This morning, Southeast Pennsylvania Transportation Authority's regional rail system went on strike shutting down 13 train lines that carry commuters to the suburbs and Philadelphia International Airport. The strike began at 12:01 a.m. after negotiations between SEPTA and two unions failed to reach a new contract deal. Subways, trolleys and buses operated by SEPTA will continue to run. The Brotherhood of Locomotive Engineers and Trainmen (BLET) and the International Brotherhood of Electrical Workers (IBEW) walked out when talks broke down after negotiations between the Southeast Pennsylvania Transportation Authority and two unions failed to reach a new contract deal.
Stephen Bruno, vice president of the Brotherhood of Locomotive Engineers and Trainmen, stated that "Asking for extension in time, without any movement toward closure is really pointless. It would be an extension for the sake of extension.” He said they are seeking raises of at least 14.5 percent over five years — or about 3 percentage points more than SEPTA has offered. "Asking for extension in time, without any movement toward closure is really pointless. It would be an extension for the sake of extension."
This strike comes at a time when commuters already have difficulty getting around. The commuter lines that carry PATCO commuter trains between Philadelphia and southern New Jersey are being replaced over the Ben Franklin Bridge, affecting not only the train schedule but also car traffic on the busy bridge. To make matters even worse, Interstate 495 in Delaware is undergoing emergency repair work throughout the summer due to the shifting of the foundation and now work is being done to temporarily shore up the leaning bridge supports, before tackling permanent repairs to the foundation and replacing two sets of piers.

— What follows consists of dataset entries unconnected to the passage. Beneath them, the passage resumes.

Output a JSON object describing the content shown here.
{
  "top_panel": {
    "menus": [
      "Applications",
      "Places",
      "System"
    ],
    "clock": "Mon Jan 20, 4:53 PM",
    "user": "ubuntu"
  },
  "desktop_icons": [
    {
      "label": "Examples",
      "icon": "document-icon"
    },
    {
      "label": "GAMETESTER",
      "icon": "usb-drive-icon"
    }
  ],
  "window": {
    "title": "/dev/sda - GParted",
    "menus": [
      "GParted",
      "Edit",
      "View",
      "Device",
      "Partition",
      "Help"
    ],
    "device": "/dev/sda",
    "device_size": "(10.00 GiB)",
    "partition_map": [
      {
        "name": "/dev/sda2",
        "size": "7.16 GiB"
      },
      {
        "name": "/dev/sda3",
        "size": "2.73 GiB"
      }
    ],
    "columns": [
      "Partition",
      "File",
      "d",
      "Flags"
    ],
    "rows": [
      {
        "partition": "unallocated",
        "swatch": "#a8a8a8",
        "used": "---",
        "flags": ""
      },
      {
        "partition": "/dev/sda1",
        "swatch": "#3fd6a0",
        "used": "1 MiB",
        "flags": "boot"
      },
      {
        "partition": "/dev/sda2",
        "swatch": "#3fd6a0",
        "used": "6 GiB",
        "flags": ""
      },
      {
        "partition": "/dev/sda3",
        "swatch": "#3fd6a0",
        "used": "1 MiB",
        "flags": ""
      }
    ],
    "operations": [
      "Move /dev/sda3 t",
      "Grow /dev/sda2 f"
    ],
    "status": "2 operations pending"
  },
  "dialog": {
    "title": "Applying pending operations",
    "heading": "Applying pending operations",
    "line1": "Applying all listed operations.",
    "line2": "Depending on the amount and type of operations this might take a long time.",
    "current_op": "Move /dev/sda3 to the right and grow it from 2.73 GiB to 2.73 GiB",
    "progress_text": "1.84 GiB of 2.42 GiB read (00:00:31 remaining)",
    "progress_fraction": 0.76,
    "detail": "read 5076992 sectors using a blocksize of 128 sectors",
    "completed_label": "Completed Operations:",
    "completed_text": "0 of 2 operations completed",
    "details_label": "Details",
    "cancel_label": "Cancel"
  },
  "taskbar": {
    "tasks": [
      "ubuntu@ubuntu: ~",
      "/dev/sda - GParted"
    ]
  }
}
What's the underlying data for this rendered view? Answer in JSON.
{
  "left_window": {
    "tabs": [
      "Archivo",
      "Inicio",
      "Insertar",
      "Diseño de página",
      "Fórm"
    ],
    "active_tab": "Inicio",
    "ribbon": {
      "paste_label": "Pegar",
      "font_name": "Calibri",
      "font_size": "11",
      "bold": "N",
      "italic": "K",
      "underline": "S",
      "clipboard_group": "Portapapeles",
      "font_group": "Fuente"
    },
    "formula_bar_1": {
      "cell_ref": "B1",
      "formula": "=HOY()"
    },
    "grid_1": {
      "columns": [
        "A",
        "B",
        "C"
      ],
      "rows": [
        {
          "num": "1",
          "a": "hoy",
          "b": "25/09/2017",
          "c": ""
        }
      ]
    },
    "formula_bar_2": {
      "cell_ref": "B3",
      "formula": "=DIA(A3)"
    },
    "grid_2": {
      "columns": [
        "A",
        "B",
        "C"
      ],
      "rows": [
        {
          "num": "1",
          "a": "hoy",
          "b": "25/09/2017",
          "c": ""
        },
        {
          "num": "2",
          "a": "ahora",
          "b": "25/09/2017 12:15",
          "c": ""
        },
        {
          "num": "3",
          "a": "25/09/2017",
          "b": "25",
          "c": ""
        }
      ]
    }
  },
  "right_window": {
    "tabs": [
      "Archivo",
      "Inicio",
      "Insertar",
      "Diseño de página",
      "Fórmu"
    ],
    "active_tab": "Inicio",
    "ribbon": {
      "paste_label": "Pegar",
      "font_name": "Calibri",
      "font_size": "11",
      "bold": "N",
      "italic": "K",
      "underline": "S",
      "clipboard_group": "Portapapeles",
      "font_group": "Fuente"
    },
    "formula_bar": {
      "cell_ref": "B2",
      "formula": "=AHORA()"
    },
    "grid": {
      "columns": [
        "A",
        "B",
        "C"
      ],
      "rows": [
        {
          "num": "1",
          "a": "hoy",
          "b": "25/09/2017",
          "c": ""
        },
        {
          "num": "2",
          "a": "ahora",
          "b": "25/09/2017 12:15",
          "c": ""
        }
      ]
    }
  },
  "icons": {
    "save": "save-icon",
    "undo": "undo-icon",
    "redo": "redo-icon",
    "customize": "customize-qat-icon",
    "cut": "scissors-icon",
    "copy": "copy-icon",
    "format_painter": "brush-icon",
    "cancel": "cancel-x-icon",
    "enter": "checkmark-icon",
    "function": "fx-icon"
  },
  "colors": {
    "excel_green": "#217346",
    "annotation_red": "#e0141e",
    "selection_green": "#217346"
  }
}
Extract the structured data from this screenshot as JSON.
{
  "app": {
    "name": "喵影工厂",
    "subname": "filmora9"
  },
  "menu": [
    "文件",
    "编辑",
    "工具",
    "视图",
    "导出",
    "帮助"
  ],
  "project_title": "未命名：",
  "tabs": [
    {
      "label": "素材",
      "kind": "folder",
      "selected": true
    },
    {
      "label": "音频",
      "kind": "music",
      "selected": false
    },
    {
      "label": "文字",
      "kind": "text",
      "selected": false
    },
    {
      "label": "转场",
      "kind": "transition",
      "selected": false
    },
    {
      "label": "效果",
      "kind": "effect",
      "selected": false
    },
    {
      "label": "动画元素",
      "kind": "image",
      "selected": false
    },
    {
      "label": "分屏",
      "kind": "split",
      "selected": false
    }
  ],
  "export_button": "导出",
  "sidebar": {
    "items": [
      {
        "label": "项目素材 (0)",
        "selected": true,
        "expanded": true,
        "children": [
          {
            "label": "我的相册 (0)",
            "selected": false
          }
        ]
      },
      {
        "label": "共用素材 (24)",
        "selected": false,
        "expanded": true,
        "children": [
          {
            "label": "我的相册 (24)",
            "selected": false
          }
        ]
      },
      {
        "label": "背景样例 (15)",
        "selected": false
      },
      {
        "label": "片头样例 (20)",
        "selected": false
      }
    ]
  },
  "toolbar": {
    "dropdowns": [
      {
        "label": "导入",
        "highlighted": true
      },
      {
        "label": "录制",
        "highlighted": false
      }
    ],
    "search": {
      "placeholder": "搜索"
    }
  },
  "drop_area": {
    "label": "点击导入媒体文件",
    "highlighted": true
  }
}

The strike shut down 13 Regional Rail lines that provide 60,000 passengers with 126,000 rides on a typical weekday. That promised to snarl already clogged highways with additional cars and to hamper commuters and their employers throughout the region. Workers, employers and travelers will have to make contingency plans to deal with the rail strike. The full effect would not be felt until Monday's rush hour. The strike will affect hospital, airport and retail workers. Philadelphia International Airport was trying to help employees and travelers make contingency plans, including bus options and carpools. Airport spokesperson, Victoria Lupica stated that “"We can't foresee who needs what assistance, but we certainly have reached out to people.”
Governor Corbett is seeking help from to President Obama to quickly appoint a presidential emergency board to mediate the rail labor dispute. Under federal railroad law, the creation of such a board would compel the workers to return to the job for 240 days.
For more information regarding substitute methods of public transportation see SEPTA.org.